I finally saw it—my “moment”.
Why am I always one foot out the door? Why do I always feel like a caged animal? Why is my little monkey brain always thinking of the next, the next, the next.
I told my monkey to sit down. It protested loudly, but I dismissed it, and just like that, it was gone. I sat in complete stillness and when I finally got up again I realized it was perhaps the first time in my life I had successfully quieted my mind. It was silent. And it was both powerful and scary at the same time.
The power of a timeout.
Sure, I frequently get outside, unplug, and enjoy the silence from time to time, but this retreat rebooted my system in fantastic ways. As a person who works with technology for a living, I equally love it and hate it. I think it’s made our lives more wonderful in many ways while numbing us to everything around us and splintering our time into an unfocused multi-tasking nightmare.
At the end of the retreat I felt more aware of myself and everything around me. I could truly listen again. My senses were in tune to my surroundings and though it was just a start, my eyes had been opened to the power of meditation.
When Kate and Jenny announced a January retreat a few months back, would you believe I was one of the first to sign up? And tonight I go back to Aldermarsh again for another 3 days of discovery. I’m just as apprehensive as I was the first time and I’ve tried to talk myself out of it all week, but you know, it’s hard to defy a Jedi master like Kate!
Need to cultivate some stillness in your life?
If your life feels a little frazzled, Jenny Hayo teaches meditation classes at the 8 Limbs Yoga Center and Kate Bradfield is nothing short of a medicine woman.
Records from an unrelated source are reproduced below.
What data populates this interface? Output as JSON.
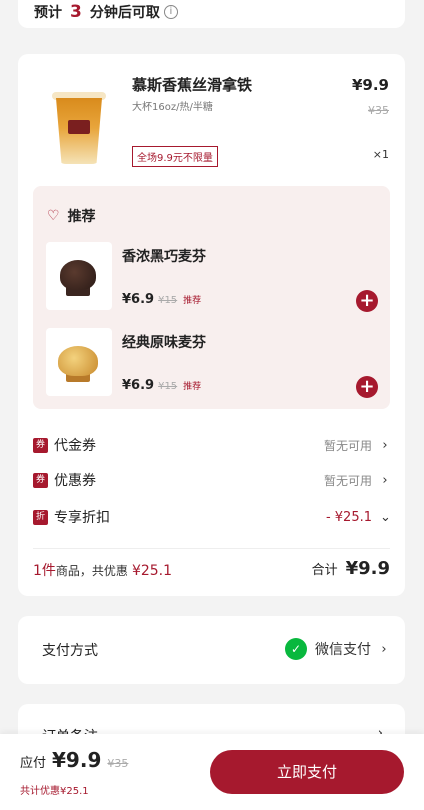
{
  "pickup": {
    "prefix": "预计",
    "minutes": "3",
    "suffix": "分钟后可取",
    "info_icon": "info-icon"
  },
  "order": {
    "product": {
      "name": "慕斯香蕉丝滑拿铁",
      "spec": "大杯16oz/热/半糖",
      "price": "¥9.9",
      "original_price": "¥35",
      "promo_tag": "全场9.9元不限量",
      "quantity": "×1"
    },
    "recommend": {
      "title": "推荐",
      "icon": "heart-icon",
      "items": [
        {
          "name": "香浓黑巧麦芬",
          "price": "¥6.9",
          "original_price": "¥15",
          "label": "推荐"
        },
        {
          "name": "经典原味麦芬",
          "price": "¥6.9",
          "original_price": "¥15",
          "label": "推荐"
        }
      ]
    },
    "fees": [
      {
        "icon_text": "券",
        "label": "代金券",
        "value": "暂无可用"
      },
      {
        "icon_text": "券",
        "label": "优惠券",
        "value": "暂无可用"
      },
      {
        "icon_text": "折",
        "label": "专享折扣",
        "value": "- ¥25.1"
      }
    ],
    "summary": {
      "count": "1件",
      "text": "商品，共优惠",
      "discount": "¥25.1",
      "total_label": "合计",
      "total": "¥9.9"
    }
  },
  "payment": {
    "label": "支付方式",
    "method": "微信支付",
    "icon": "wechat-icon"
  },
  "remark": {
    "label": "订单备注"
  },
  "bottom_bar": {
    "due_label": "应付",
    "due_amount": "¥9.9",
    "original": "¥35",
    "discount_text": "共计优惠¥25.1",
    "pay_button": "立即支付"
  },
  "colors": {
    "accent": "#a6192e",
    "wechat": "#09b83e",
    "background": "#f3f3f3"
  }
}
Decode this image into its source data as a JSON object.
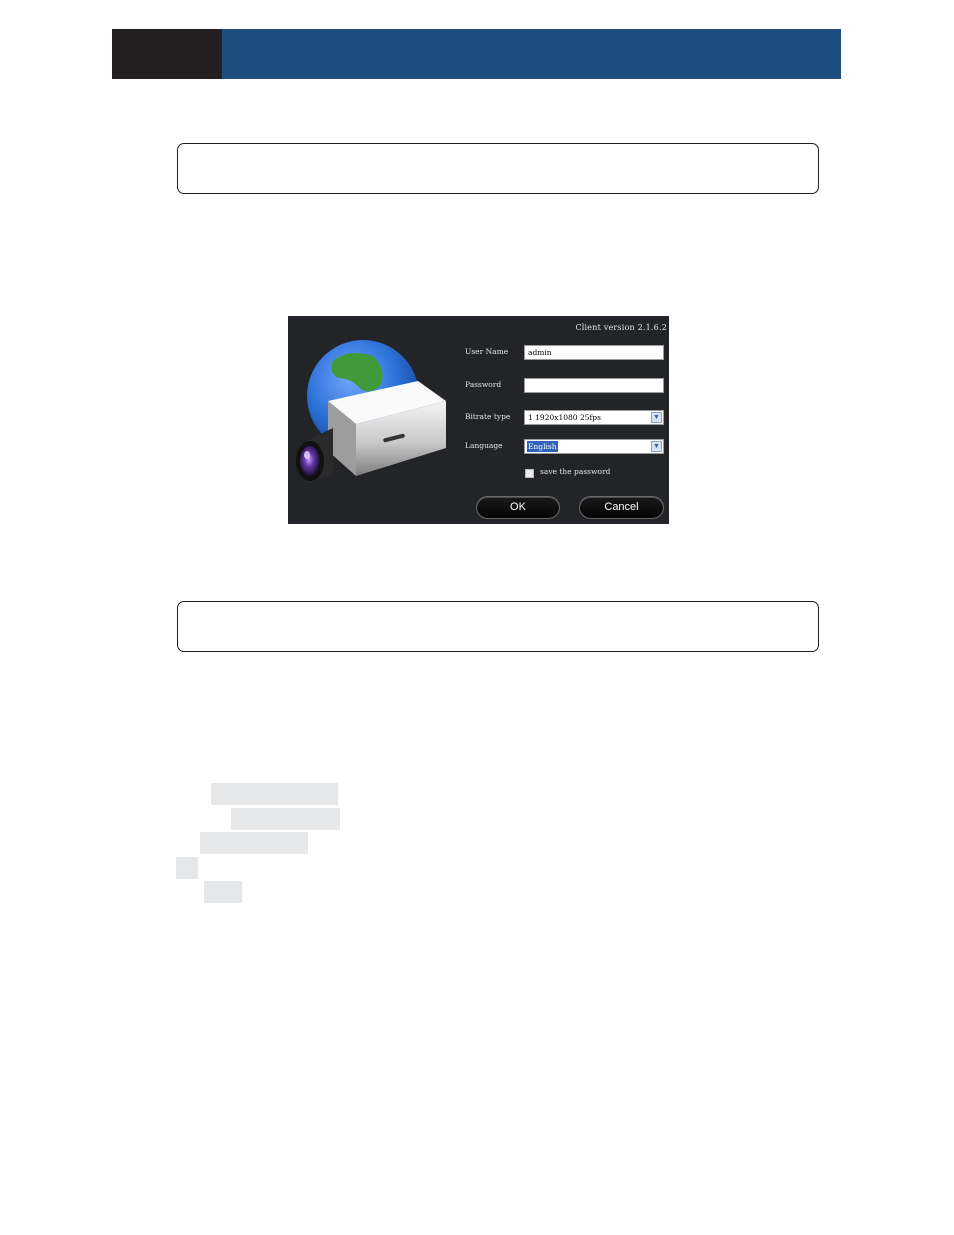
{
  "dialog": {
    "version": "Client version 2.1.6.2",
    "labels": {
      "user_name": "User Name",
      "password": "Password",
      "bitrate_type": "Bitrate type",
      "language": "Language"
    },
    "user_name_value": "admin",
    "password_value": "",
    "bitrate_value": "1 1920x1080 25fps",
    "language_value": "English",
    "save_password_label": "save the password",
    "save_password_checked": false,
    "ok_label": "OK",
    "cancel_label": "Cancel"
  },
  "colors": {
    "header_blue": "#1d4c7e",
    "header_dark": "#231f20",
    "dialog_bg": "#222428",
    "selection": "#2f62b8"
  }
}
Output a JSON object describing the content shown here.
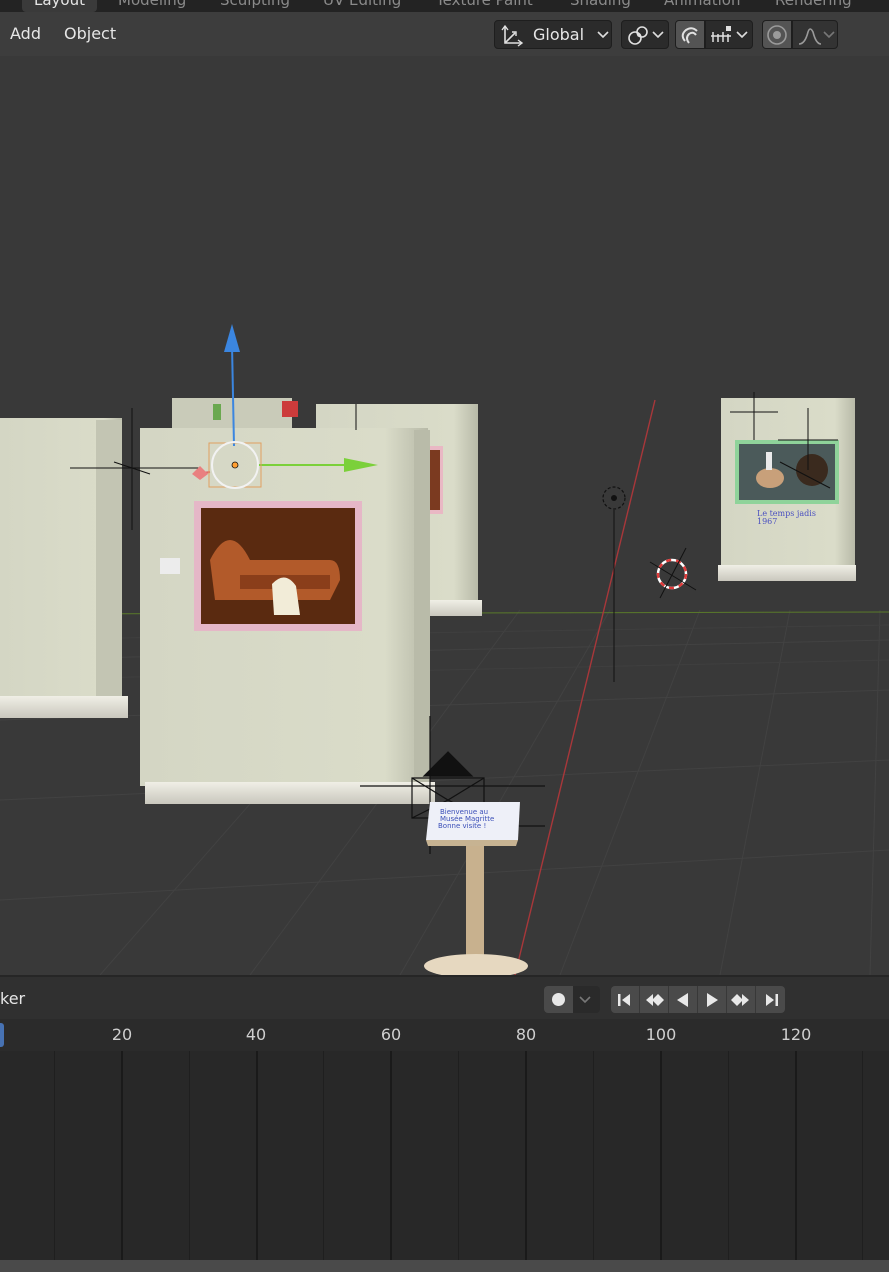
{
  "workspace_tabs": [
    "Layout",
    "Modeling",
    "Sculpting",
    "UV Editing",
    "Texture Paint",
    "Shading",
    "Animation",
    "Rendering"
  ],
  "header": {
    "menu": [
      "Add",
      "Object"
    ],
    "transform_orientation": "Global"
  },
  "scene": {
    "label_artwork_right": "Le temps jadis",
    "label_artwork_right_year": "1967",
    "lectern_text_1": "Bienvenue au",
    "lectern_text_2": "Musée Magritte",
    "lectern_text_3": "Bonne visite !"
  },
  "timeline": {
    "editor_label": "ker",
    "frame_ticks": [
      "20",
      "40",
      "60",
      "80",
      "100",
      "120"
    ]
  },
  "colors": {
    "accent_blue": "#4772b3",
    "axis_x": "#d93b3b",
    "axis_y": "#7bd03a",
    "gizmo_z": "#3b86e0"
  },
  "icons": {
    "orientation": "transform-orientation-icon",
    "pivot": "pivot-point-icon",
    "snap": "snap-magnet-icon",
    "increment": "snap-increment-icon",
    "proportional": "proportional-editing-icon",
    "falloff": "falloff-curve-icon",
    "record": "record-icon"
  }
}
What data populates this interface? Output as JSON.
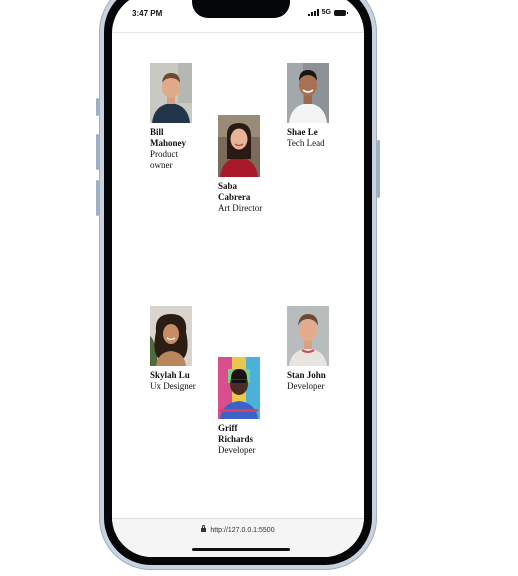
{
  "status_bar": {
    "time": "3:47 PM",
    "network": "5G",
    "icons": [
      "signal-bars-icon",
      "battery-icon"
    ]
  },
  "team": [
    {
      "name": "Bill Mahoney",
      "role": "Product owner",
      "photo": "portrait-photo"
    },
    {
      "name": "Saba Cabrera",
      "role": "Art Director",
      "photo": "portrait-photo"
    },
    {
      "name": "Shae Le",
      "role": "Tech Lead",
      "photo": "portrait-photo"
    },
    {
      "name": "Skylah Lu",
      "role": "Ux Designer",
      "photo": "portrait-photo"
    },
    {
      "name": "Griff Richards",
      "role": "Developer",
      "photo": "portrait-photo"
    },
    {
      "name": "Stan John",
      "role": "Developer",
      "photo": "portrait-photo"
    }
  ],
  "browser": {
    "url": "http://127.0.0.1:5500",
    "icon": "lock-icon"
  }
}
Her rolfing office is located in Capitol Hill. Information on their retreats is on Jenny’s website.
If you’ve never tried a silent retreat, I would highly recommend it! You never know what you’ll learn about yourself and it’s an incredible way to unwind and reset. Expect to be really fidgety at first until your body settles in.
In the meantime, try to schedule time in every day to just sit and be. If you don’t already take time for yourself at the beginning of your day, do it! It’s amazing the changes you’ll see. I think all of us can benefit from a little stillness and silence in our day – don’t you think?